Strip by: Ian Boreham

{A bare-chested, muscular barbarian character dressed in leather and horse hide clothing, with a distinctive centre-parted hairstyle, thick eyebrows and moustache, and round, wire-frame spectacles, is smoking a cigar.}

caption: Lesser-known Dothraki Horse-Lords #23

caption: Khal Groucho

The author writes:

Khal Groucho (also known as Groukho, the Rapscallion Who Will Mount The Stage) was an unconventional Khal. Although he enjoyed roaming the wide Dothraki Sea, defeating lesser peoples and living off what he could take by conquest, it wasn't enough. He felt that there was something more to life.

Eventually, he realised that what he really wanted to do was to entertain. So, together with his brothers and bloodriders Chikho, Harpo, Gummo and Zeppo, he formed the Dothrarx Brothers, and introduced wisecracking, visual comedy and slapstick to the Dothraki, although he also performed prisoner-torture humour, since no show would be complete without that.

Their most famous performances were Horse Leathers, A Night at the Clop-era, A Day at the Slavers, Arakh Crackers and Dothrak Soup.

After he felt that he had reached his peak artistically, he rode off by himself, and disappeared from history. His parting words were "I go. Will not belong to any khalasar that will accept Khal like me."
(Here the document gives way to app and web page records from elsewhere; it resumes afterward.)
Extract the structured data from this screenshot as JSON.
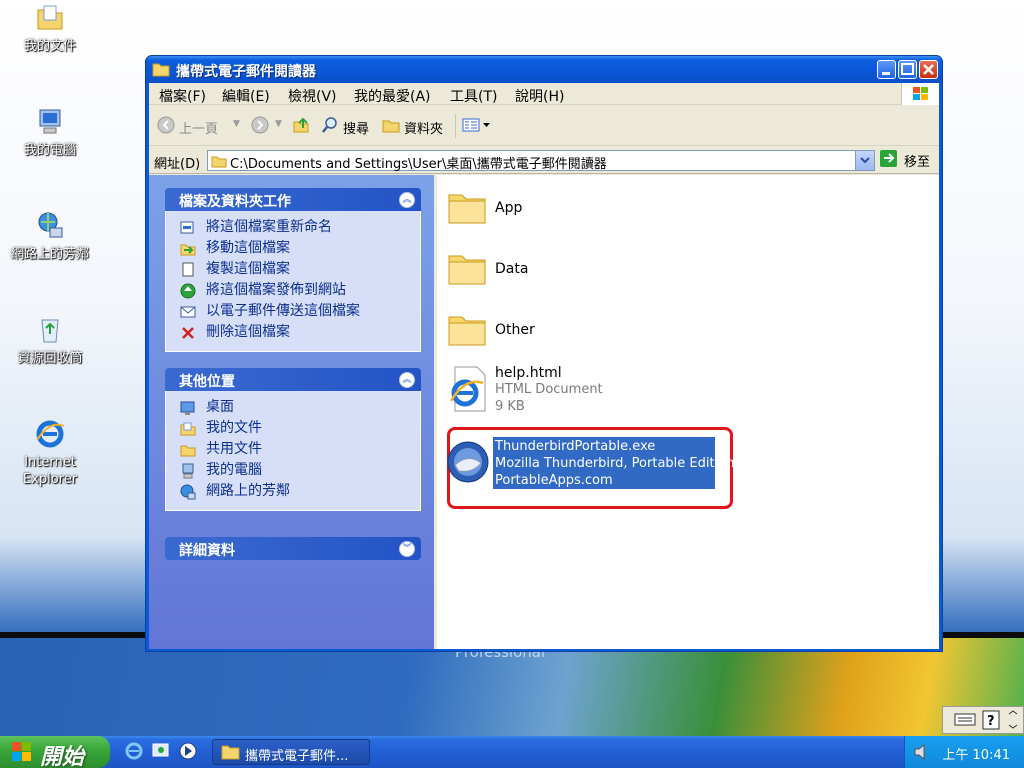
{
  "desktop": {
    "icons": [
      {
        "label": "我的文件",
        "icon": "folder-documents-icon"
      },
      {
        "label": "我的電腦",
        "icon": "computer-icon"
      },
      {
        "label": "網路上的芳鄰",
        "icon": "network-icon"
      },
      {
        "label": "資源回收筒",
        "icon": "recycle-bin-icon"
      },
      {
        "label": "Internet Explorer",
        "icon": "ie-icon"
      }
    ],
    "wallpaper_text": "Professional"
  },
  "window": {
    "title": "攜帶式電子郵件閱讀器",
    "menu": [
      "檔案(F)",
      "編輯(E)",
      "檢視(V)",
      "我的最愛(A)",
      "工具(T)",
      "說明(H)"
    ],
    "toolbar": {
      "back": "上一頁",
      "search": "搜尋",
      "folders": "資料夾"
    },
    "address": {
      "label": "網址(D)",
      "value": "C:\\Documents and Settings\\User\\桌面\\攜帶式電子郵件閱讀器",
      "go": "移至"
    },
    "tasks_panel": {
      "title": "檔案及資料夾工作",
      "items": [
        {
          "label": "將這個檔案重新命名",
          "icon": "rename-icon"
        },
        {
          "label": "移動這個檔案",
          "icon": "move-icon"
        },
        {
          "label": "複製這個檔案",
          "icon": "copy-icon"
        },
        {
          "label": "將這個檔案發佈到網站",
          "icon": "publish-icon"
        },
        {
          "label": "以電子郵件傳送這個檔案",
          "icon": "email-icon"
        },
        {
          "label": "刪除這個檔案",
          "icon": "delete-icon"
        }
      ]
    },
    "places_panel": {
      "title": "其他位置",
      "items": [
        {
          "label": "桌面",
          "icon": "desktop-icon"
        },
        {
          "label": "我的文件",
          "icon": "documents-icon"
        },
        {
          "label": "共用文件",
          "icon": "shared-folder-icon"
        },
        {
          "label": "我的電腦",
          "icon": "computer-icon"
        },
        {
          "label": "網路上的芳鄰",
          "icon": "network-icon"
        }
      ]
    },
    "details_panel": {
      "title": "詳細資料"
    },
    "files": [
      {
        "name": "App",
        "type": "folder"
      },
      {
        "name": "Data",
        "type": "folder"
      },
      {
        "name": "Other",
        "type": "folder"
      },
      {
        "name": "help.html",
        "desc": "HTML Document",
        "size": "9 KB",
        "type": "html"
      },
      {
        "name": "ThunderbirdPortable.exe",
        "desc": "Mozilla Thunderbird, Portable Edition",
        "company": "PortableApps.com",
        "type": "exe",
        "selected": true
      }
    ]
  },
  "taskbar": {
    "start": "開始",
    "task": "攜帶式電子郵件...",
    "clock": "上午 10:41"
  },
  "colors": {
    "selection": "#316ac5",
    "highlight_box": "#e0141a",
    "title_blue": "#0a56d6"
  }
}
When I first read the name "Khal Drogo" in A Game of Thrones, I decided that one day there would have to be a comic about Khal Frodo, son of Khal Drogo. And there was, unfortunately. In the years it took me to get around to starting to make comics, many people told that joke. That's a big problem these days with writing, humour or otherwise. I try to check all my ideas by googling before I get stuck into each strip, and I often find that they have already been done, sometimes to death. Not only are there more writers and comedians out there than ever before; these days anybody who thinks of something funny can put it up on the internet relatively easily. In the old days (well, decades ago), a joke could be invented by many people, but not become public for a long time. On the other hand, the advantage is that it's easier than ever to find if an idea is original.

I'm half-tempted to just sketch up some of my turns-out-it's-been-done-before jokes anyway, and put them up with a disclaimer.

But in this case, I was lucky to come up with an alternative joke.

Drawn in Krita and Inkscape.